_What is being asked_
Copy the data word for word, keeping every line.

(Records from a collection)
☆ ☆ ☆ ☆ ☆ ☆ ☆

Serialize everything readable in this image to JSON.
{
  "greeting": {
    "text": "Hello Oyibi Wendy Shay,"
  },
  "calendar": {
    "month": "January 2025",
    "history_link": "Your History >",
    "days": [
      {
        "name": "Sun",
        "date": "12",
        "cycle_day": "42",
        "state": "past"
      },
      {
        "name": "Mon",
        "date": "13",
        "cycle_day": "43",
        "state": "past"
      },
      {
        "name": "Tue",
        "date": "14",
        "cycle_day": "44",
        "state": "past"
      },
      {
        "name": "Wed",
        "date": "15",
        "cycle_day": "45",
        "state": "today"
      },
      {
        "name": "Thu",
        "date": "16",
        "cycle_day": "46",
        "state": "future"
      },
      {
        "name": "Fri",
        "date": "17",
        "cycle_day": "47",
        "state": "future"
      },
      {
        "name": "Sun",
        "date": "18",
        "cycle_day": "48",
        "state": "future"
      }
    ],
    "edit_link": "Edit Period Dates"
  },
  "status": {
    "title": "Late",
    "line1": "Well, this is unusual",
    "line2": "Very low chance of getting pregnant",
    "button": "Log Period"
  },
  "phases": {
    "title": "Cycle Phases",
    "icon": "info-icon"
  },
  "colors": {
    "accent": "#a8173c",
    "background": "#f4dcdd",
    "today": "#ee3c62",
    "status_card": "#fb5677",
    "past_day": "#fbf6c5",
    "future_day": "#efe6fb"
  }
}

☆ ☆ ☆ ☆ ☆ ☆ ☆

_Answer area_
Serialize everything readable in this image to JSON.
{
  "greeting": {
    "text": "Hello Oyibi Wendy Shay,"
  },
  "calendar": {
    "month": "January 2025",
    "history_link": "Your History >",
    "days": [
      {
        "name": "Sun",
        "date": "12",
        "cycle_day": "42",
        "state": "past"
      },
      {
        "name": "Mon",
        "date": "13",
        "cycle_day": "43",
        "state": "past"
      },
      {
        "name": "Tue",
        "date": "14",
        "cycle_day": "44",
        "state": "past"
      },
      {
        "name": "Wed",
        "date": "15",
        "cycle_day": "45",
        "state": "today"
      },
      {
        "name": "Thu",
        "date": "16",
        "cycle_day": "46",
        "state": "future"
      },
      {
        "name": "Fri",
        "date": "17",
        "cycle_day": "47",
        "state": "future"
      },
      {
        "name": "Sun",
        "date": "18",
        "cycle_day": "48",
        "state": "future"
      }
    ],
    "edit_link": "Edit Period Dates"
  },
  "status": {
    "title": "Late",
    "line1": "Well, this is unusual",
    "line2": "Very low chance of getting pregnant",
    "button": "Log Period"
  },
  "phases": {
    "title": "Cycle Phases",
    "icon": "info-icon"
  },
  "colors": {
    "accent": "#a8173c",
    "background": "#f4dcdd",
    "today": "#ee3c62",
    "status_card": "#fb5677",
    "past_day": "#fbf6c5",
    "future_day": "#efe6fb"
  }
}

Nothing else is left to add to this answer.